-- Opening Marker --
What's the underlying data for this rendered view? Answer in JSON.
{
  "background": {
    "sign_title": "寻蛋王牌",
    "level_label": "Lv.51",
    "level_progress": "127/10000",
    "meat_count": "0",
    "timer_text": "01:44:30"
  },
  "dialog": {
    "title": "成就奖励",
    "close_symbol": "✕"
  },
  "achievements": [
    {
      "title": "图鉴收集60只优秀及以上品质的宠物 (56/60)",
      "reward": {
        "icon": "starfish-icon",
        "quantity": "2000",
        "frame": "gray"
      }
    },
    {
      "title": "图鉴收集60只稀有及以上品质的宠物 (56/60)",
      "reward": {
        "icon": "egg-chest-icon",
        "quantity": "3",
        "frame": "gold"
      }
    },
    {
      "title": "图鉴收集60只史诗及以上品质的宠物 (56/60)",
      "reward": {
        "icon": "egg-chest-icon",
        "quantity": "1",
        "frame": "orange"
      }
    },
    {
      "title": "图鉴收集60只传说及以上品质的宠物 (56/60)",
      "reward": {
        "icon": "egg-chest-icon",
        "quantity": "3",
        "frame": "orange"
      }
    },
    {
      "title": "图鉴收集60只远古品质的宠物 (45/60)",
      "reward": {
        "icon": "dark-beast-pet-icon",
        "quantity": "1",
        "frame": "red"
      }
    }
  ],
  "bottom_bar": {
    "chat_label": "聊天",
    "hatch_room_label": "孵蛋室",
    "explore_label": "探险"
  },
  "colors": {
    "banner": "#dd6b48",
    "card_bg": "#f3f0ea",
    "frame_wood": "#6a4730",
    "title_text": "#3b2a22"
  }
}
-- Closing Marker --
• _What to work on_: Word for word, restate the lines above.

• _Written solution_:
What's the underlying data for this rendered view? Answer in JSON.
{
  "background": {
    "sign_title": "寻蛋王牌",
    "level_label": "Lv.51",
    "level_progress": "127/10000",
    "meat_count": "0",
    "timer_text": "01:44:30"
  },
  "dialog": {
    "title": "成就奖励",
    "close_symbol": "✕"
  },
  "achievements": [
    {
      "title": "图鉴收集60只优秀及以上品质的宠物 (56/60)",
      "reward": {
        "icon": "starfish-icon",
        "quantity": "2000",
        "frame": "gray"
      }
    },
    {
      "title": "图鉴收集60只稀有及以上品质的宠物 (56/60)",
      "reward": {
        "icon": "egg-chest-icon",
        "quantity": "3",
        "frame": "gold"
      }
    },
    {
      "title": "图鉴收集60只史诗及以上品质的宠物 (56/60)",
      "reward": {
        "icon": "egg-chest-icon",
        "quantity": "1",
        "frame": "orange"
      }
    },
    {
      "title": "图鉴收集60只传说及以上品质的宠物 (56/60)",
      "reward": {
        "icon": "egg-chest-icon",
        "quantity": "3",
        "frame": "orange"
      }
    },
    {
      "title": "图鉴收集60只远古品质的宠物 (45/60)",
      "reward": {
        "icon": "dark-beast-pet-icon",
        "quantity": "1",
        "frame": "red"
      }
    }
  ],
  "bottom_bar": {
    "chat_label": "聊天",
    "hatch_room_label": "孵蛋室",
    "explore_label": "探险"
  },
  "colors": {
    "banner": "#dd6b48",
    "card_bg": "#f3f0ea",
    "frame_wood": "#6a4730",
    "title_text": "#3b2a22"
  }
}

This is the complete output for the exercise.